Records for this task:
▼▼▼

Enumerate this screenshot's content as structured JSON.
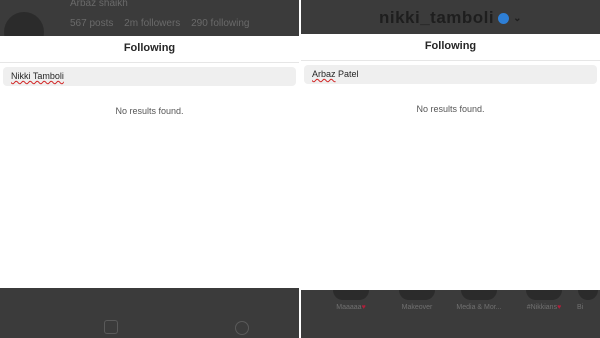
{
  "left": {
    "background_profile": {
      "username": "Arbaz shaikh",
      "stats": [
        "567 posts",
        "2m followers",
        "290 following"
      ]
    },
    "modal": {
      "title": "Following",
      "search_value": "Nikki Tamboli",
      "empty_message": "No results found."
    }
  },
  "right": {
    "background_profile": {
      "title": "nikki_tamboli"
    },
    "modal": {
      "title": "Following",
      "search_value": "Arbaz Patel",
      "empty_message": "No results found."
    },
    "stories": [
      {
        "label": "Maaaaa",
        "heart": true
      },
      {
        "label": "Makeover",
        "heart": false
      },
      {
        "label": "Media & Mor...",
        "heart": false
      },
      {
        "label": "#Nikkians",
        "heart": true
      },
      {
        "label": "Bi",
        "heart": false
      }
    ]
  },
  "icons": [
    "camera-icon",
    "compass-icon",
    "verified-badge-icon",
    "chevron-down-icon",
    "heart-icon"
  ],
  "colors": {
    "overlay": "#3b3b3b",
    "modal_bg": "#ffffff",
    "search_bg": "#efefef",
    "spellcheck_underline": "#d12222",
    "verified": "#2e7fd6"
  }
}
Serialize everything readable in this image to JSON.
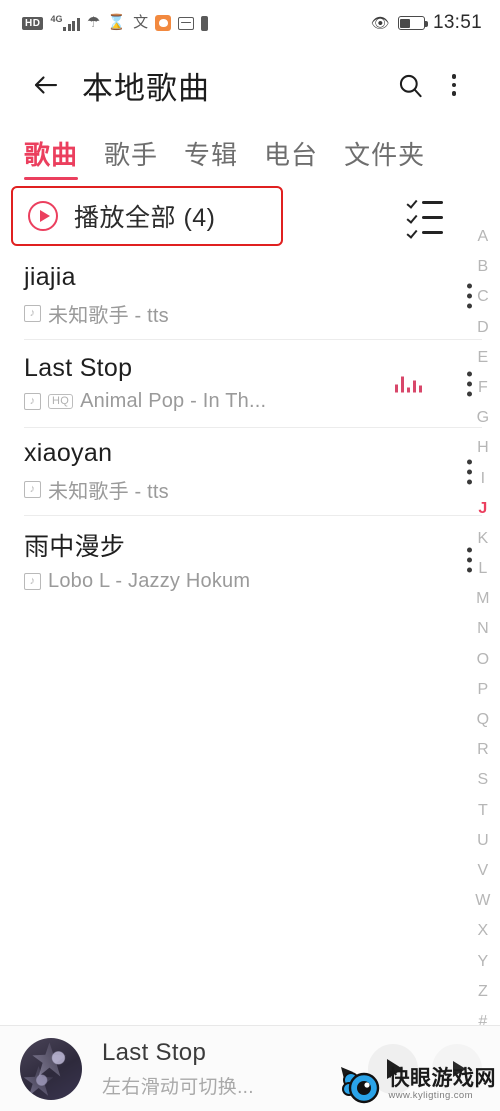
{
  "status_bar": {
    "hd_label": "HD",
    "network_label": "4G",
    "icons": [
      "hd-badge",
      "signal-bars",
      "wifi",
      "hourglass",
      "input-method",
      "weather-app",
      "mail",
      "battery-small"
    ],
    "right_icons": [
      "eye-comfort",
      "battery"
    ],
    "time": "13:51"
  },
  "appbar": {
    "back_icon": "arrow-left-icon",
    "title": "本地歌曲",
    "search_icon": "search-icon",
    "more_icon": "kebab-menu-icon"
  },
  "tabs": [
    {
      "label": "歌曲",
      "active": true
    },
    {
      "label": "歌手",
      "active": false
    },
    {
      "label": "专辑",
      "active": false
    },
    {
      "label": "电台",
      "active": false
    },
    {
      "label": "文件夹",
      "active": false
    }
  ],
  "toolbar": {
    "play_all_label": "播放全部 (4)",
    "play_icon": "play-circle-icon",
    "multiselect_icon": "checklist-icon",
    "highlight_color": "#e02020",
    "accent_color": "#eb3f5e"
  },
  "songs": [
    {
      "title": "jiajia",
      "subtitle": "未知歌手 - tts",
      "has_hq": false,
      "playing": false
    },
    {
      "title": "Last Stop",
      "subtitle": "Animal Pop - In Th...",
      "has_hq": true,
      "hq_label": "HQ",
      "playing": true
    },
    {
      "title": "xiaoyan",
      "subtitle": "未知歌手 - tts",
      "has_hq": false,
      "playing": false
    },
    {
      "title": "雨中漫步",
      "subtitle": "Lobo L - Jazzy Hokum",
      "has_hq": false,
      "playing": false
    }
  ],
  "alpha_index": {
    "letters": [
      "A",
      "B",
      "C",
      "D",
      "E",
      "F",
      "G",
      "H",
      "I",
      "J",
      "K",
      "L",
      "M",
      "N",
      "O",
      "P",
      "Q",
      "R",
      "S",
      "T",
      "U",
      "V",
      "W",
      "X",
      "Y",
      "Z",
      "#"
    ],
    "active": "J"
  },
  "player": {
    "track_name": "Last Stop",
    "hint": "左右滑动可切换...",
    "play_icon": "play-icon",
    "next_icon": "next-icon",
    "artwork": "album-art"
  },
  "watermark": {
    "name": "快眼游戏网",
    "url": "www.kyligting.com"
  }
}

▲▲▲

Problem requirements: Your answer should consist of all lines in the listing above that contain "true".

Solved problem:
        "heart": true
        "heart": true
      "active": true
      "has_hq": true,
      "playing": true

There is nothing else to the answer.